Ice skating is believed to have developed in Scandinavia as early as 1000 BCE, using skates initially made from the bones of elk, oxen, reindeer, and other animals. While it is not exactly known when metal blades were introduced in the construction of ice skates , Dutch paintings from the 17th century clearly depict skaters gliding along on metal blades. Gaining in popularity as a recreational pastime in the 1800s, the activity eventually reached North America and a number of skating clubs were established in major cities in the Northern Hemisphere. Toward the end of the century, the sport would be indelibly changed in 1876 with the creation of the first rink using artificially frozen ice –  the Glaciarium in London. The artificial ice rink in Madison Square Gardens opened soon after in 1879 and the innovation of creating artificial rinks led to the rise of various skating sports and a desire for ice shows as popular entertainment. Eventually, ice skating would make its debut in the 1908 Summer Olympics, with speed skating to follow as an event at the first official winter games in 1924. 

Whether a newcomer to skating or a veteran of the ice, please enjoy a few of our favorite ice skating items from the collection:

Ice skating rink. 1960. Knox College. The Way to Knox. Courtesy of Knox College.
Al Sherer, ice skating, Bloomington-Normal, IL, 1944. February 17, 1944. Photographed by Gladys Mittelbrusher. McLean County Museum of History. Pantagraph Negative Collection, 1940-1945. Courtesy of the McLean County Museum of History.
Flooding skating rink, 1946. December 17, 1946. Photographed by Phyllis Lathrop. McLean County Museum of History. Pantagraph Negative Collection, 1946 – 1949. Courtesy of the McLean County Museum of History.
Ice-Skating Line – 1937. 1937. University of St. Francis. Sharing Our Past, A Visual History. Courtesy of University of St. Francis.
Slough. 1920. Benedictine University. John Jochman Album. Courtesy of Benedictine University.

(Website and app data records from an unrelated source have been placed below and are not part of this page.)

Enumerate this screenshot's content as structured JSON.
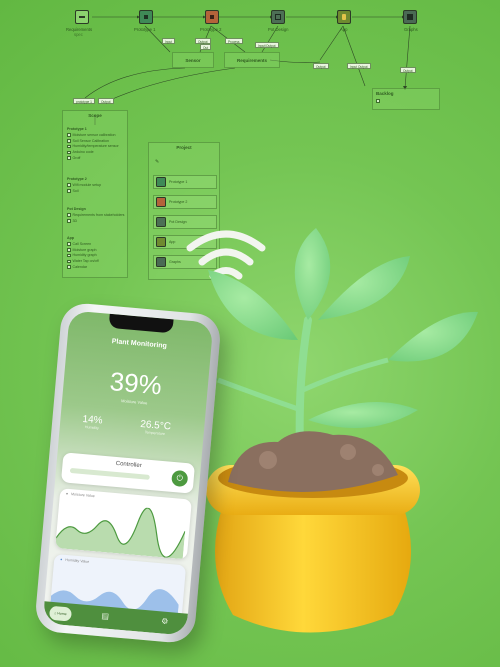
{
  "diagram": {
    "nodes": [
      {
        "label": "Requirements",
        "sublabel": "spec",
        "color": "#8bd26e",
        "icon": "requirements-icon"
      },
      {
        "label": "Prototype 1",
        "color": "#3f8a57",
        "icon": "chip-icon"
      },
      {
        "label": "Prototype 2",
        "color": "#b4633a",
        "icon": "chip-icon"
      },
      {
        "label": "Pot Design",
        "color": "#4c6f55",
        "icon": "box-icon"
      },
      {
        "label": "App",
        "color": "#6f8a2f",
        "icon": "app-icon"
      },
      {
        "label": "Graphs",
        "color": "#4a6a54",
        "icon": "graph-icon"
      }
    ],
    "mid_nodes": [
      {
        "label": "Sensor"
      },
      {
        "label": "Requirements"
      }
    ],
    "edge_tags": [
      "Input",
      "Output",
      "Out",
      "Process",
      "Input/Output",
      "Output",
      "Input Output",
      "Output",
      "prototype 1",
      "Output"
    ],
    "scope_panel": {
      "title": "Scope",
      "groups": [
        {
          "title": "Prototype 1",
          "items": [
            "Moisture sensor calibration",
            "Soil Sensor Calibration",
            "Humidity/temperature sensor",
            "Arduino code",
            "Groff"
          ]
        },
        {
          "title": "Prototype 2",
          "items": [
            "Wifi module setup",
            "Soil"
          ]
        },
        {
          "title": "Pot Design",
          "items": [
            "Requirements from stakeholders",
            "3D"
          ]
        },
        {
          "title": "App",
          "items": [
            "Call Screen",
            "Moisture graph",
            "Humidity graph",
            "Water Tap on/off",
            "Calendar"
          ]
        }
      ]
    },
    "project_panel": {
      "title": "Project",
      "rows": [
        {
          "label": "Prototype 1",
          "color": "#3f8a57"
        },
        {
          "label": "Prototype 2",
          "color": "#b4633a"
        },
        {
          "label": "Pot Design",
          "color": "#4c6f55"
        },
        {
          "label": "App",
          "color": "#6f8a2f"
        },
        {
          "label": "Graphs",
          "color": "#4a6a54"
        }
      ]
    },
    "backlog_panel": {
      "title": "Backlog"
    }
  },
  "phone": {
    "screen_title": "Plant Monitoring",
    "moisture_value": "39%",
    "moisture_label": "Moisture Value",
    "humidity_value": "14%",
    "humidity_label": "Humidity",
    "temperature_value": "26.5°C",
    "temperature_label": "Temperature",
    "controller_title": "Controller",
    "moisture_card_title": "Moisture Value",
    "humidity_card_title": "Humidity Value",
    "nav_home_label": "Home",
    "accent": "#4d9a40"
  },
  "icons": [
    "wifi-icon",
    "power-icon",
    "home-icon",
    "calendar-icon",
    "gear-icon",
    "droplet-icon"
  ]
}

Want to see more?

Visit the IDHH to explore other items related to ice skating.